“Forensics pioneer and miniaturist Frances Glessner Lee crafted tiny dioramas in the 1940s to teach investigators to search for clues and assess a scene.”
“In a checklist of responses to a large-scale disaster, victim identification comes low down the pecking order.”
She Was Killed by the Police. Why Were Her Bones in a Museum?
“Katricia Dotson’s remains were studied, disputed, displayed and litigated.”
The Secret History Of The Internet’s Funniest Buzzer-Beater
Online video in the pre-YouTube era tended to be low-res, anonymous, and utterly without provenance. You didn’t know who made the video, who was in the video, or where the damn thing came from.
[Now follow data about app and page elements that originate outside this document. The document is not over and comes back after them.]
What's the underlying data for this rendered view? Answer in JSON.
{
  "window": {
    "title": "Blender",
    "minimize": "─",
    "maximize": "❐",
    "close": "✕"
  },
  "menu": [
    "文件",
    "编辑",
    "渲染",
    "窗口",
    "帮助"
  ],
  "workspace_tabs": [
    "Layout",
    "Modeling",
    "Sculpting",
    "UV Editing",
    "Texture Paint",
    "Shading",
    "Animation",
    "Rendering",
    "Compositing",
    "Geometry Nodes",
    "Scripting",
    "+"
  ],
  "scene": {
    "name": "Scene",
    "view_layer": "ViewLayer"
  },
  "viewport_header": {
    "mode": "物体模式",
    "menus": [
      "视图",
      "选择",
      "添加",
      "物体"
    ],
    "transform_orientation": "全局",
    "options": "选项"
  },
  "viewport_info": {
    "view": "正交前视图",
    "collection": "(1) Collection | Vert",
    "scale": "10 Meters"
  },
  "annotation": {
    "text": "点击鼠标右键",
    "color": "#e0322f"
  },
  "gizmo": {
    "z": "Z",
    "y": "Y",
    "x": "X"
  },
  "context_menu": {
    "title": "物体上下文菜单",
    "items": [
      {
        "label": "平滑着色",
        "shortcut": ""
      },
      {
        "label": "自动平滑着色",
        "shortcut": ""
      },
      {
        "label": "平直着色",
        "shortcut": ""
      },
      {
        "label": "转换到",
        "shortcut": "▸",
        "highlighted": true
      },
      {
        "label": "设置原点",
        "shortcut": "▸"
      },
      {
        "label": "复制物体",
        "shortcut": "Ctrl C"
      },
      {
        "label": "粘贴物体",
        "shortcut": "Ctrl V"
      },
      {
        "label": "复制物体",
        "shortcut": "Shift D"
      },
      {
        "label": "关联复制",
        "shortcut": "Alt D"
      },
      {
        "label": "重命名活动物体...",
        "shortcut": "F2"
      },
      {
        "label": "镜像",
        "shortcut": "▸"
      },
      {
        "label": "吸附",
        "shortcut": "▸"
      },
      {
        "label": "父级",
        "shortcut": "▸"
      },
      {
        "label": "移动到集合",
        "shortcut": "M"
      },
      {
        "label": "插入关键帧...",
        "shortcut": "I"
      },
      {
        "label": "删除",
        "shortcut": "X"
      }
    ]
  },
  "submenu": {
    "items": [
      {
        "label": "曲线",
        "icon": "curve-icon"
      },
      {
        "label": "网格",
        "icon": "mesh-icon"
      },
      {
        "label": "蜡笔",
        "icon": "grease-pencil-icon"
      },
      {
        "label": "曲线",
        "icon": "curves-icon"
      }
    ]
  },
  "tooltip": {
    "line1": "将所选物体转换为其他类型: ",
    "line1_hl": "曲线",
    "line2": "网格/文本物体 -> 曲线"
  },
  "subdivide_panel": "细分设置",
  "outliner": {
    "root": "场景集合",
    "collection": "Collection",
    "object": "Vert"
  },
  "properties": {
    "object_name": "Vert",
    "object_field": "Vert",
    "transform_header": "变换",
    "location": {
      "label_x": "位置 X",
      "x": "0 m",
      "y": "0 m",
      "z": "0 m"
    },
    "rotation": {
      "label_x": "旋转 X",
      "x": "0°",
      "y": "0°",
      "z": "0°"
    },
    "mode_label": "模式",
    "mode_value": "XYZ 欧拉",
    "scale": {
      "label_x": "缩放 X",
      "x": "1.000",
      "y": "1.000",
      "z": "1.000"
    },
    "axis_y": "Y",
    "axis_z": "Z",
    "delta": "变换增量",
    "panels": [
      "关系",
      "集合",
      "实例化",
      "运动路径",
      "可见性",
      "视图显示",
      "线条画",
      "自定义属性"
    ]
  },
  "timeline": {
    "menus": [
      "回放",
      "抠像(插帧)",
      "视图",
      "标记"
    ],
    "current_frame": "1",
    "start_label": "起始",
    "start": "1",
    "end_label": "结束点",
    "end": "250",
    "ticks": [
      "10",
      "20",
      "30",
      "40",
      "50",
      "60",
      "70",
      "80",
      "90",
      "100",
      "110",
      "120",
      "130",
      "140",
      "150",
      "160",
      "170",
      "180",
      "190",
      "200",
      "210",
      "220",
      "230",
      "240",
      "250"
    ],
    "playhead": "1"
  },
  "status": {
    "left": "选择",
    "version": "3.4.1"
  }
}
Well, thanks to this rollicking piece of forensics, now you do — at least for one seminal clip in which an […]
Don’t F**K With the Pet Detectives
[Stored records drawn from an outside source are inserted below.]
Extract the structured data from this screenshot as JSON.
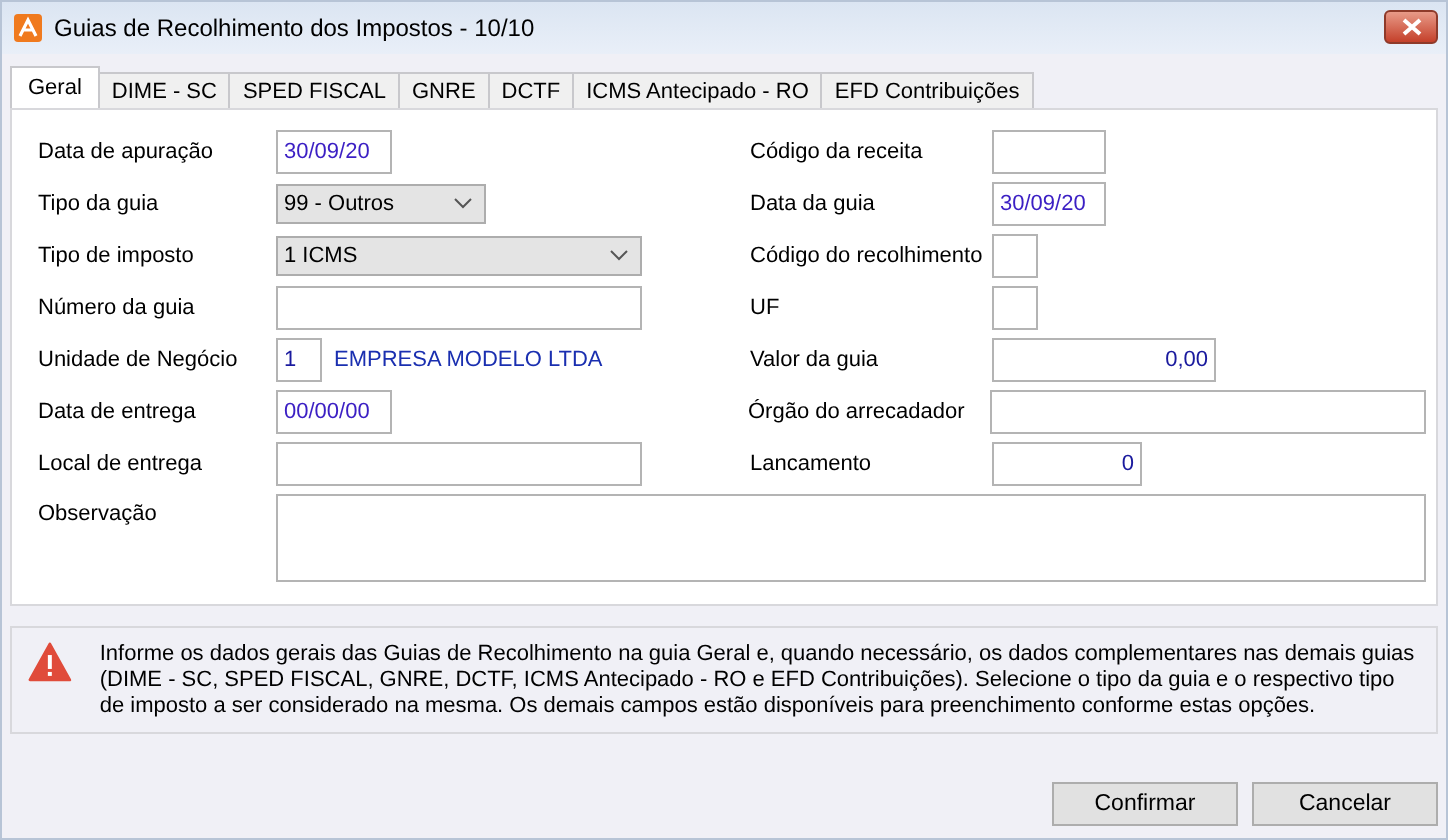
{
  "window": {
    "title": "Guias de Recolhimento dos Impostos - 10/10"
  },
  "tabs": [
    {
      "label": "Geral",
      "selected": true
    },
    {
      "label": "DIME - SC",
      "selected": false
    },
    {
      "label": "SPED FISCAL",
      "selected": false
    },
    {
      "label": "GNRE",
      "selected": false
    },
    {
      "label": "DCTF",
      "selected": false
    },
    {
      "label": "ICMS Antecipado - RO",
      "selected": false
    },
    {
      "label": "EFD Contribuições",
      "selected": false
    }
  ],
  "left_fields": [
    {
      "label": "Data de apuração",
      "kind": "date",
      "value": "30/09/20"
    },
    {
      "label": "Tipo da guia",
      "kind": "select",
      "value": "99 - Outros"
    },
    {
      "label": "Tipo de imposto",
      "kind": "select",
      "value": "1 ICMS"
    },
    {
      "label": "Número da guia",
      "kind": "text"
    },
    {
      "label": "Unidade de Negócio",
      "kind": "unit",
      "value": "1",
      "description": "EMPRESA MODELO LTDA"
    },
    {
      "label": "Data de entrega",
      "kind": "date",
      "value": "00/00/00"
    },
    {
      "label": "Local de entrega",
      "kind": "text"
    }
  ],
  "right_fields": [
    {
      "label": "Código da receita",
      "kind": "text"
    },
    {
      "label": "Data da guia",
      "kind": "date",
      "value": "30/09/20"
    },
    {
      "label": "Código do recolhimento",
      "kind": "text"
    },
    {
      "label": "UF",
      "kind": "text"
    },
    {
      "label": "Valor da guia",
      "kind": "number",
      "value": "0,00"
    },
    {
      "label": "Órgão do arrecadador",
      "kind": "text"
    },
    {
      "label": "Lancamento",
      "kind": "number",
      "value": "0"
    }
  ],
  "observation": {
    "label": "Observação"
  },
  "info": {
    "text": "Informe os dados gerais das Guias de Recolhimento na guia Geral e, quando necessário, os dados complementares nas demais guias (DIME - SC, SPED FISCAL, GNRE, DCTF, ICMS Antecipado - RO e EFD Contribuições). Selecione o tipo da guia e o respectivo tipo de imposto a ser considerado na mesma. Os demais campos estão disponíveis para preenchimento conforme estas opções."
  },
  "buttons": [
    "Confirmar",
    "Cancelar"
  ]
}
To catch a serial killer.
In Just 40 Hours, You Too Can Be an Expert
Pamela Colloff took the same 40-hour course that is the sum total of the training many blood spatter experts claim… and it did not inspire confidence in the reliability of this particular forensic “science.”
When Forensic “Science” Is Anything But
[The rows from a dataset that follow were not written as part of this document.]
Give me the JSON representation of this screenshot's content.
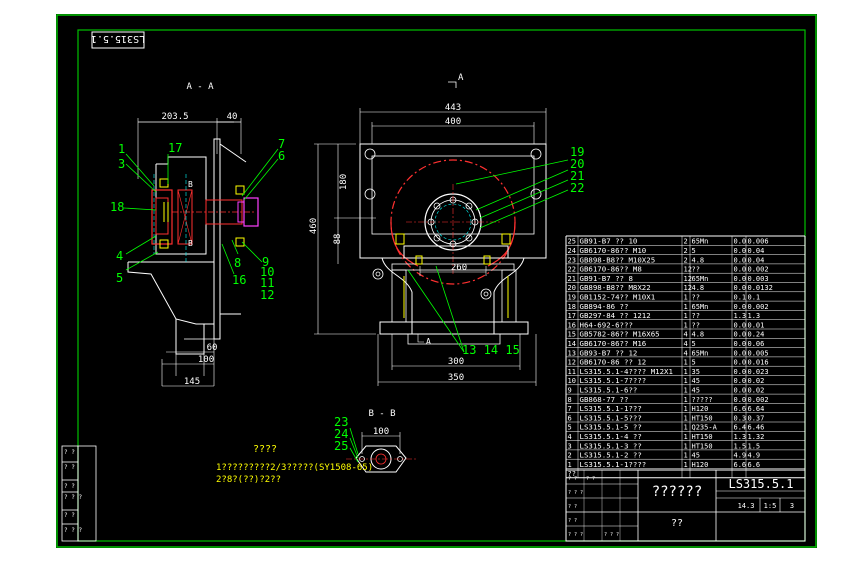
{
  "drawing": {
    "frame_code": "LS315.5.1",
    "section_aa": "A - A",
    "section_bb": "B - B",
    "view_arrow": "A",
    "dims_left": {
      "d1": "203.5",
      "d2": "40",
      "d3": "60",
      "d4": "100",
      "d5": "145"
    },
    "dims_mid": {
      "w_top": "443",
      "w_in": "400",
      "h1": "180",
      "h2": "460",
      "h3": "88",
      "w_mid": "260",
      "w_b1": "300",
      "w_b2": "350"
    },
    "dim_bb": "100",
    "callouts_left": [
      "1",
      "3",
      "17",
      "18",
      "4",
      "5",
      "7",
      "6",
      "8",
      "16",
      "9",
      "10",
      "11",
      "12"
    ],
    "callouts_mid": [
      "19",
      "20",
      "21",
      "22"
    ],
    "callouts_bottom": "13 14 15",
    "callouts_bb": [
      "23",
      "24",
      "25"
    ],
    "notes_title": "????",
    "notes": [
      "1?????????2/3?????(SY1508-65)",
      "2?8?(??)?2??"
    ]
  },
  "bom": [
    [
      "25",
      "GB91-B7 ?? 10",
      "2",
      "65Mn",
      "0.0",
      "0.006"
    ],
    [
      "24",
      "GB6170-86?? M10",
      "2",
      "5",
      "0.0",
      "0.04"
    ],
    [
      "23",
      "GB898-B8?? M10X25",
      "2",
      "4.8",
      "0.0",
      "0.04"
    ],
    [
      "22",
      "GB6170-86?? M8",
      "12",
      "??",
      "0.0",
      "0.002"
    ],
    [
      "21",
      "GB91-B7 ?? 8",
      "12",
      "65Mn",
      "0.0",
      "0.003"
    ],
    [
      "20",
      "GB898-B8?? M8X22",
      "12",
      "4.8",
      "0.0",
      "0.0132"
    ],
    [
      "19",
      "GB1152-74?? M10X1",
      "1",
      "??",
      "0.1",
      "0.1"
    ],
    [
      "18",
      "GB894-86 ??",
      "1",
      "65Mn",
      "0.0",
      "0.002"
    ],
    [
      "17",
      "GB297-84 ?? 1212",
      "1",
      "??",
      "1.3",
      "1.3"
    ],
    [
      "16",
      "H64-692-6???",
      "1",
      "??",
      "0.0",
      "0.01"
    ],
    [
      "15",
      "GB5782-86?? M16X65",
      "4",
      "4.8",
      "0.0",
      "0.24"
    ],
    [
      "14",
      "GB6170-86?? M16",
      "4",
      "5",
      "0.0",
      "0.06"
    ],
    [
      "13",
      "GB93-B7 ?? 12",
      "4",
      "65Mn",
      "0.0",
      "0.005"
    ],
    [
      "12",
      "GB6170-86 ?? 12",
      "1",
      "5",
      "0.0",
      "0.016"
    ],
    [
      "11",
      "LS315.5.1-4???? M12X1",
      "1",
      "35",
      "0.0",
      "0.023"
    ],
    [
      "10",
      "LS315.5.1-7????",
      "1",
      "45",
      "0.0",
      "0.02"
    ],
    [
      "9",
      "LS315.5.1-6??",
      "1",
      "45",
      "0.0",
      "0.02"
    ],
    [
      "8",
      "GB868-77 ??",
      "1",
      "?????",
      "0.0",
      "0.002"
    ],
    [
      "7",
      "LS315.5.1-1???",
      "1",
      "H120",
      "6.6",
      "6.64"
    ],
    [
      "6",
      "LS315.5.1-5???",
      "1",
      "HT150",
      "0.3",
      "0.37"
    ],
    [
      "5",
      "LS315.5.1-5 ??",
      "1",
      "Q235-A",
      "6.4",
      "6.46"
    ],
    [
      "4",
      "LS315.5.1-4 ??",
      "1",
      "HT150",
      "1.3",
      "1.32"
    ],
    [
      "3",
      "LS315.5.1-3 ??",
      "1",
      "HT150",
      "1.5",
      "1.5"
    ],
    [
      "2",
      "LS315.5.1-2 ??",
      "1",
      "45",
      "4.9",
      "4.9"
    ],
    [
      "1",
      "LS315.5.1-1????",
      "1",
      "H120",
      "6.6",
      "6.6"
    ],
    [
      "??",
      "",
      "",
      "",
      "",
      ""
    ]
  ],
  "title_block": {
    "title": "??????",
    "code": "LS315.5.1",
    "weight": "14.3",
    "scale": "1:5",
    "sheet": "3",
    "bottom_label": "??"
  }
}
Despite what “Law & Order: CSI” tells us, blood spatter patterns don’t necessarily hold all the keys to a crime scene.
Bringing Up the Bodies: How NecroSearch Helps Police to Locate the Dead
Why do they volunteer their time in such a grisly enterprise? To bring closure to the families of the dead.